Aeras’s involvement in the vaccine development process spans from the preclinical space to registration and licensure. Bringing together the best science, wherever it may be, Aeras partners to expand and share knowledge and strengthen research and clinical trial capacity for TB vaccine R&D, as we drive to bring together funders from both the public and private sectors. To better understand how TB vaccines work, Aeras is helping to develop new and improved human challenge and animal models of disease and examining correlates of risk and protection. Aeras is designing and conducting new experimental medicine studies to examine key immunological, clinical and vaccinology questions. Aeras’s innovative and adaptive clinical trial designs aim to reduce the cost of TB vaccine development by allowing smaller, faster trials. Aeras is building and managing a diverse portfolio of TB vaccine candidates, collaborating with partners to develop candidates.
What’s in the pipeline for Aeras in the vaccine field?

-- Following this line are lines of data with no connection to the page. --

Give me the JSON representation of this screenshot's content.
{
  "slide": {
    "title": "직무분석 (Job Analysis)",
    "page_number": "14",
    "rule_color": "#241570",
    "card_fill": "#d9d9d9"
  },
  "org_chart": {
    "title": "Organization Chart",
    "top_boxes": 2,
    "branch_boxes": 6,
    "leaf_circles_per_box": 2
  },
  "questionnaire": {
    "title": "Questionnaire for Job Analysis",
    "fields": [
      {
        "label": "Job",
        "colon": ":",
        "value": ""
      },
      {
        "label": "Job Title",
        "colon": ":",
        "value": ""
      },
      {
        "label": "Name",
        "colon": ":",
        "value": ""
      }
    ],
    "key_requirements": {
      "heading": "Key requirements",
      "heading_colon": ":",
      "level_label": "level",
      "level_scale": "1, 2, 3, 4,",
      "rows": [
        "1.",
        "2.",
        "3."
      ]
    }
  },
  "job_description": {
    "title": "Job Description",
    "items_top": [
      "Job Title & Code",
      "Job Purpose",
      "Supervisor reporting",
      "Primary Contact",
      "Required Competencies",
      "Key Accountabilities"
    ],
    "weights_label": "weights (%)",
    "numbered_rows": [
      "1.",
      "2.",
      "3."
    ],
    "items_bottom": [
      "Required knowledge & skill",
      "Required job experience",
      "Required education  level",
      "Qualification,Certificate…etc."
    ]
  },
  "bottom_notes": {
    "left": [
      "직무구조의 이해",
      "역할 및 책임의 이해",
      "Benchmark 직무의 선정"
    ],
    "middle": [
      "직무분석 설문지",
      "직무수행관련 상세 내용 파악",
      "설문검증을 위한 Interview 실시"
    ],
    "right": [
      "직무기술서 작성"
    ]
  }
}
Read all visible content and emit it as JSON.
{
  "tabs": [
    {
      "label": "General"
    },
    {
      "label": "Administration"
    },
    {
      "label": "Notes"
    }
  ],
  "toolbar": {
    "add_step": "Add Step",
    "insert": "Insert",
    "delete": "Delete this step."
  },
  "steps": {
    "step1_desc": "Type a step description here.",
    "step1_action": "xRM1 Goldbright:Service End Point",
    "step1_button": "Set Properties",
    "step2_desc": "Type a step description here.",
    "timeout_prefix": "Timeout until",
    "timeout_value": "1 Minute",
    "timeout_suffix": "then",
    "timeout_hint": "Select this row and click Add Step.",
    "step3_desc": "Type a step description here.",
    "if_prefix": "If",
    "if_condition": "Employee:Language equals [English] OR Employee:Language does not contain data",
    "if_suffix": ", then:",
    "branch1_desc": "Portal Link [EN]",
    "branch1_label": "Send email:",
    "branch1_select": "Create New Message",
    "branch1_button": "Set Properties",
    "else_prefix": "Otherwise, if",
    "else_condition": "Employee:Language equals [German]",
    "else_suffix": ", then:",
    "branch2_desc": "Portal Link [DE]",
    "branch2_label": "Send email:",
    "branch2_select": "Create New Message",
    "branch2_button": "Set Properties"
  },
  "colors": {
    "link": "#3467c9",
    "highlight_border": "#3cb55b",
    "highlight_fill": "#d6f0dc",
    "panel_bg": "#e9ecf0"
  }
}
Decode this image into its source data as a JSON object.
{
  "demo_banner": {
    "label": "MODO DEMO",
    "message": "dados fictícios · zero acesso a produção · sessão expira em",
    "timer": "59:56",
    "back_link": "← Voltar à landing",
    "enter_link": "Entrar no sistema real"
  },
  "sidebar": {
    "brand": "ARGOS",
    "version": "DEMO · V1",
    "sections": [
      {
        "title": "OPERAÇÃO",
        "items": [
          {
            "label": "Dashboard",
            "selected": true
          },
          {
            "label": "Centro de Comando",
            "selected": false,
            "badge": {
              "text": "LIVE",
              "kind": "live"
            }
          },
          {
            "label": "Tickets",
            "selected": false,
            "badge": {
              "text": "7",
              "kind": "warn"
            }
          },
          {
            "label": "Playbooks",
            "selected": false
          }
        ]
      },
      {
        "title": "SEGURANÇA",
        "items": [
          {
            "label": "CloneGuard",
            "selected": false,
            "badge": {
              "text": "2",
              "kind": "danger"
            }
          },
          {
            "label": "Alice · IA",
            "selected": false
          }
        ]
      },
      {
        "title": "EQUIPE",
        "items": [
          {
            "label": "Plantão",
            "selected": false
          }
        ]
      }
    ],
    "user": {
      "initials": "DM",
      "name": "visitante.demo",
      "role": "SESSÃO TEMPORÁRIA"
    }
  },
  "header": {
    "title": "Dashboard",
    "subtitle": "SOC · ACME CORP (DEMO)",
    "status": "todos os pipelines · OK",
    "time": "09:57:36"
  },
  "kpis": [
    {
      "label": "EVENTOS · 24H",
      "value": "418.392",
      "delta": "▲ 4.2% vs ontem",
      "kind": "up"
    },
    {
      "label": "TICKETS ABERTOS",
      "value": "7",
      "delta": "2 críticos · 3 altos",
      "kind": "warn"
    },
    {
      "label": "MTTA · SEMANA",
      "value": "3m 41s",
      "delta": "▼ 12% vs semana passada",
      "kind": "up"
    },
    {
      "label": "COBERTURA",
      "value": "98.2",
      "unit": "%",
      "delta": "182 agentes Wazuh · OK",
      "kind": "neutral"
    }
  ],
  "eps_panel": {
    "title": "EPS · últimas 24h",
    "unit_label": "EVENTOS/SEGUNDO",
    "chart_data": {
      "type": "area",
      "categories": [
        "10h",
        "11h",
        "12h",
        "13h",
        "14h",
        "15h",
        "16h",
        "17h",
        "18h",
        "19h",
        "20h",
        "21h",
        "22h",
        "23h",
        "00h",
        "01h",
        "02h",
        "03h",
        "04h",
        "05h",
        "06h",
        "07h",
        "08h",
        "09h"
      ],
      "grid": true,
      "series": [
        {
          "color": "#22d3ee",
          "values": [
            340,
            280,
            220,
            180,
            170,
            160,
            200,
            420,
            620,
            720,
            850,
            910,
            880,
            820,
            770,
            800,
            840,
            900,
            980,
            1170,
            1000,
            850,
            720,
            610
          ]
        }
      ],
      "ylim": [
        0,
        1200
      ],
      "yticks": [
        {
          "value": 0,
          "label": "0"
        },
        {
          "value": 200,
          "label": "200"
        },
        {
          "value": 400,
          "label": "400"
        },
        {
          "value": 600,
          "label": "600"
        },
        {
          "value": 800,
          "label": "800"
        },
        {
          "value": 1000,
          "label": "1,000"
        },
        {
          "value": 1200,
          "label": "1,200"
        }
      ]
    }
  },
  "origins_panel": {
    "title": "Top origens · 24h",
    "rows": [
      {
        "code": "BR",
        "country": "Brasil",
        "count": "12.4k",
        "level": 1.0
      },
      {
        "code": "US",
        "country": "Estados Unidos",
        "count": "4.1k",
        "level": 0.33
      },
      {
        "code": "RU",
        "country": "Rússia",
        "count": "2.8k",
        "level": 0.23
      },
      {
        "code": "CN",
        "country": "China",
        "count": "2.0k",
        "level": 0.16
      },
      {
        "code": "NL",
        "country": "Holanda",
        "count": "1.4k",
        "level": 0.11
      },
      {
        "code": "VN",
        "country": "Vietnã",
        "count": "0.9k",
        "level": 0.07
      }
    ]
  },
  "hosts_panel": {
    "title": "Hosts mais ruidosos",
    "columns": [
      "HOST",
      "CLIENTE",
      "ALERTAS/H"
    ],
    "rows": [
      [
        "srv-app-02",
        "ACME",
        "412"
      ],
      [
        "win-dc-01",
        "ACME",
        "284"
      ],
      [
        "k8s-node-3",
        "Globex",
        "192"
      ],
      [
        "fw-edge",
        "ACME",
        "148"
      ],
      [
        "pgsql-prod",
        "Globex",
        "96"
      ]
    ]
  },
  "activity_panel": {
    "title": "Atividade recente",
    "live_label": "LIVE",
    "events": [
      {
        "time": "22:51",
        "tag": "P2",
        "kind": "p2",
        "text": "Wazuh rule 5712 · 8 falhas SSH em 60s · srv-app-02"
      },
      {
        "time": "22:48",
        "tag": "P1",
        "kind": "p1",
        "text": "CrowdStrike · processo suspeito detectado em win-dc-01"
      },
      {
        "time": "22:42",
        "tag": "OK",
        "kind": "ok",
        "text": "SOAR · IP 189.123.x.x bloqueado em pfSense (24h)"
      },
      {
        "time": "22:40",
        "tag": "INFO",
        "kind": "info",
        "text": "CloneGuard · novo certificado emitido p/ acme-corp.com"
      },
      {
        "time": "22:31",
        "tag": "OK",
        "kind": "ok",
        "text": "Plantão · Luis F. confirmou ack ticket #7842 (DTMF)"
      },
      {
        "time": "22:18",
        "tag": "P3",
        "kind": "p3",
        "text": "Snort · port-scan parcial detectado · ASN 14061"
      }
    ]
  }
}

At the moment, Aeras is a partner in 5 of the 13 clinical vaccine development programs currently underway. Later this year, we expect to generate important primary data from a Phase 2 pre-proof of concept, Prevention of Infection clinical trial of H4:IC31 (040-404 study, a protein/adjuvant candidate, being conducted with our partner, Sanofi Pasteur). We are also conducting a Phase 2b Prevention of Disease trial of another protein/adjuvant candidate, M72+AS01E in partnership with GSK. To further understanding of TB vaccine science, we are collecting blood samples from participants in these trials in an effort to identify correlates of protection and/or disease, which would advance and streamline the entire process of TB vaccine development.
To facilitate sharing of knowledge, Aeras has recently held more than 10 scientific and product development symposia on key aspects of TB vaccine development, some in collaboration with NIAID/NIH and other partners
What is the biggest hurdle for organisations like yours involved in disease research? What is the one thing that could help you in overcoming this (regulatory, political, resources, etc.)?
TB research as a whole suffers from a lack of attention that is disproportionate to the huge burden of disease globally. In the R&D space, unanswered scientific questions, including the specifics of the human protective immune response in TB, and the lack of a validated correlate of protection from TB, make the development process more challenging. Answering these questions requires resources, both human and financial. We need more scientists working in the space, more private sector support, more political will, and more funding.
Resources will allow us to further advance promising candidates, conducting trials that will provide the data that can illuminate the more poorly understood areas of TB science. TB is the leading infectious cause of death due to a single agent, and the field is scientifically exciting and promising, but without more resources, the strides we and others can make in this field with be limited, and much too slow to control the global epidemic.
More information on Aeras is available here: www.aeras.org